The majority of the rebates received from drug manufacturers are kept by pharmacy benefit managers (PBMs), which do not use the funds to reduce the cost of prescription drugs for customers, says a new Drug Channels analysis. The Drug Channels Institute reviewed data from Texas, where PBMs must report rebates, fees, and payments from drug manufacturers.
PBMs, to put it simply, are the middlemen who decide what will be included in the formulary of pharmaceuticals covered by insurance. PBMs are frequently owned by insurers, as Bio.News has explained. PBMs seek rebates from pharmaceutical companies in return for formulary inclusion. In theory, these rebates are supposed to be passed along to patients and consumers, thereby reducing the cost of the drugs at the pharmacy counter, but the Drug Channels analysis shows this is not the case.
According to the analysis, payers got 80–90% of the money PBMs took in from medication manufacturers. Payers (typically insurers) assert that rebates are used to reduce rates, but the system lacks transparency.

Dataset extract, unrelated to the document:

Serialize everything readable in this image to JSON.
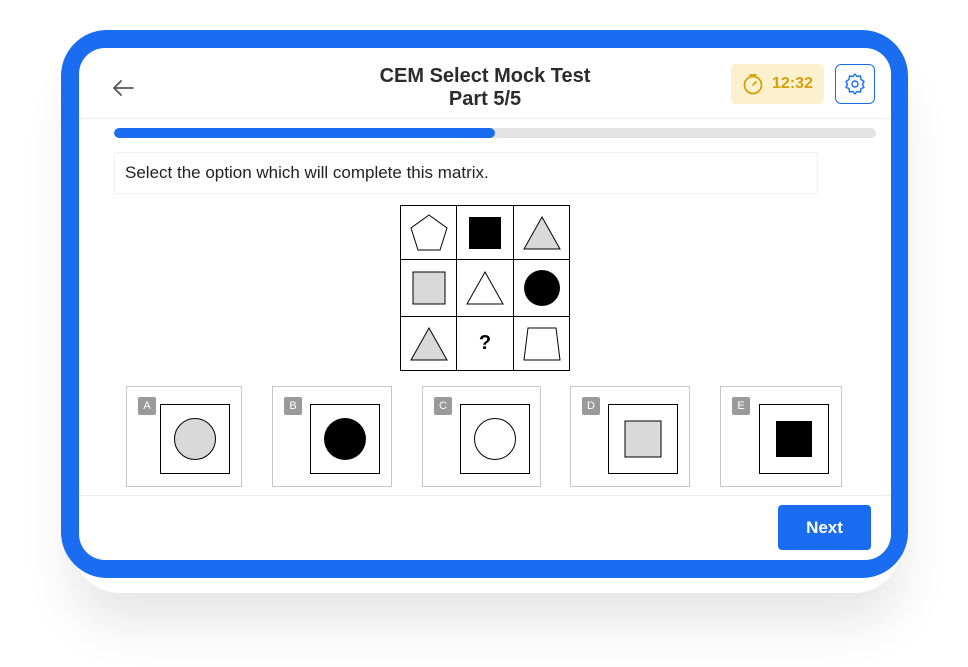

Moreover, a previous Drug Channels analysis revealed that the majority of this money is utilized to defray payers’ expenses.
PBMs kept 13% more of the rebates than anticipated in 2021.
“For 2021, only $11.9 million (0.2%) out of $5.7 billion in manufacturer payments were shared as point-of-sale savings to plan beneficiaries” in Texas, Drug Channels’ Dr. Adam J. Fein explained.
Biotechnology Innovation Organization (BIO) President and CEO Dr. Michelle McMurry-Heath has called the PBM rebate scheme one of “the biggest drivers of out-of-pocket costs in our system.”
Ahead of drug price controls being passed by Congress, she said drug price control legislation that addressed PBMs instead “would have helped patients at the pharmacy counter.”
BIO supports proposed legislation to address PBMs and submitted comments on the issue to the Federal Trade Commission (FTC) earlier this year.